▸ **EXERCISE INPUT**:
------------

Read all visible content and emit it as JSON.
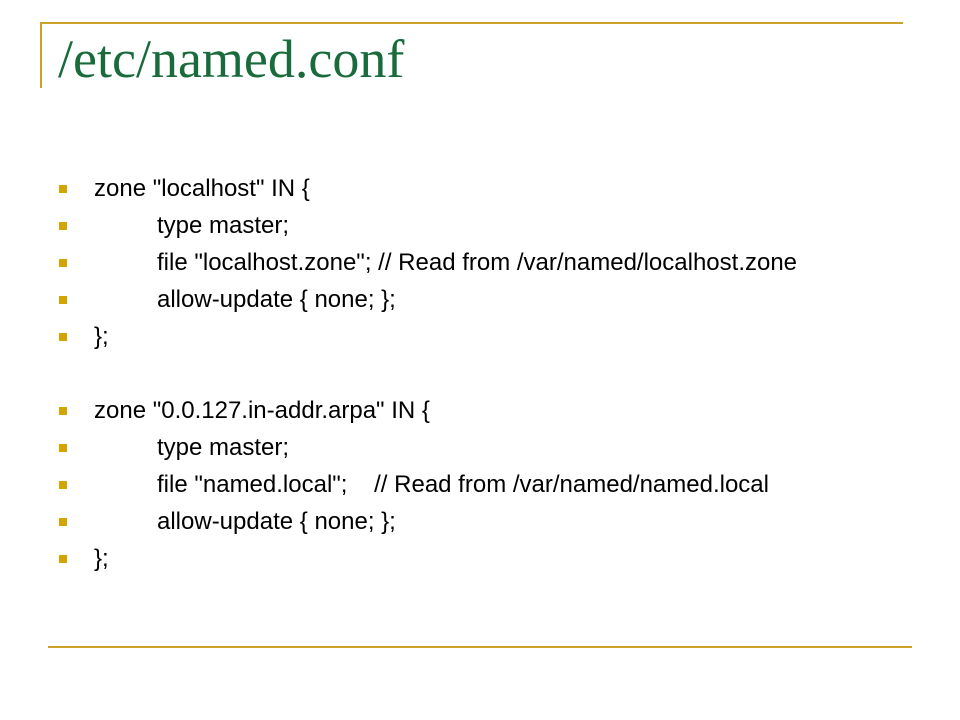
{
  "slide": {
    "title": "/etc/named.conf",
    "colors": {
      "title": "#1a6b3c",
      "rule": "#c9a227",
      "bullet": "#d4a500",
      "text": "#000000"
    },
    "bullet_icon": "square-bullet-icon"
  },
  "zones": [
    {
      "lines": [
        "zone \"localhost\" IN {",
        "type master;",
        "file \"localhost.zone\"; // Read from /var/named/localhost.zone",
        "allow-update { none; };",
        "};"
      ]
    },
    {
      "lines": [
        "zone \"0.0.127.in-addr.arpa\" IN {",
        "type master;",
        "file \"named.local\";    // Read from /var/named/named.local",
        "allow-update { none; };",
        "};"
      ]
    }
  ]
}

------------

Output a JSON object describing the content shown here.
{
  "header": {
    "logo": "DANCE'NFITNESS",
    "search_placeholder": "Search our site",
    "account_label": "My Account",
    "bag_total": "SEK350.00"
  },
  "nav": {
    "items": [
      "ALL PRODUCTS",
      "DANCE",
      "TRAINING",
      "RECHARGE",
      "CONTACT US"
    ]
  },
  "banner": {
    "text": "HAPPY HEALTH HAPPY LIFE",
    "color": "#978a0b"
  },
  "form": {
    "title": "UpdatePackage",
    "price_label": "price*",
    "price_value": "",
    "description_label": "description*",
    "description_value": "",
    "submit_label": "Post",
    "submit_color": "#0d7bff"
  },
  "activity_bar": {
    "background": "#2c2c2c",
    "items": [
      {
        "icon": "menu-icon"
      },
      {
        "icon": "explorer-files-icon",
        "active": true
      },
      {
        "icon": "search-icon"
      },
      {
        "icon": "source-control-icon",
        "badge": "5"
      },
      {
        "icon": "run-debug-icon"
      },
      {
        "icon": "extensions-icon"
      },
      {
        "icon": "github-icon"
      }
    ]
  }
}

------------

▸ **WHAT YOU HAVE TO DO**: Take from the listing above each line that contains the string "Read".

▸ **THE ANSWER**:
Read all visible content and emit it as JSON.
        "file \"localhost.zone\"; // Read from /var/named/localhost.zone",
        "file \"named.local\";    // Read from /var/named/named.local",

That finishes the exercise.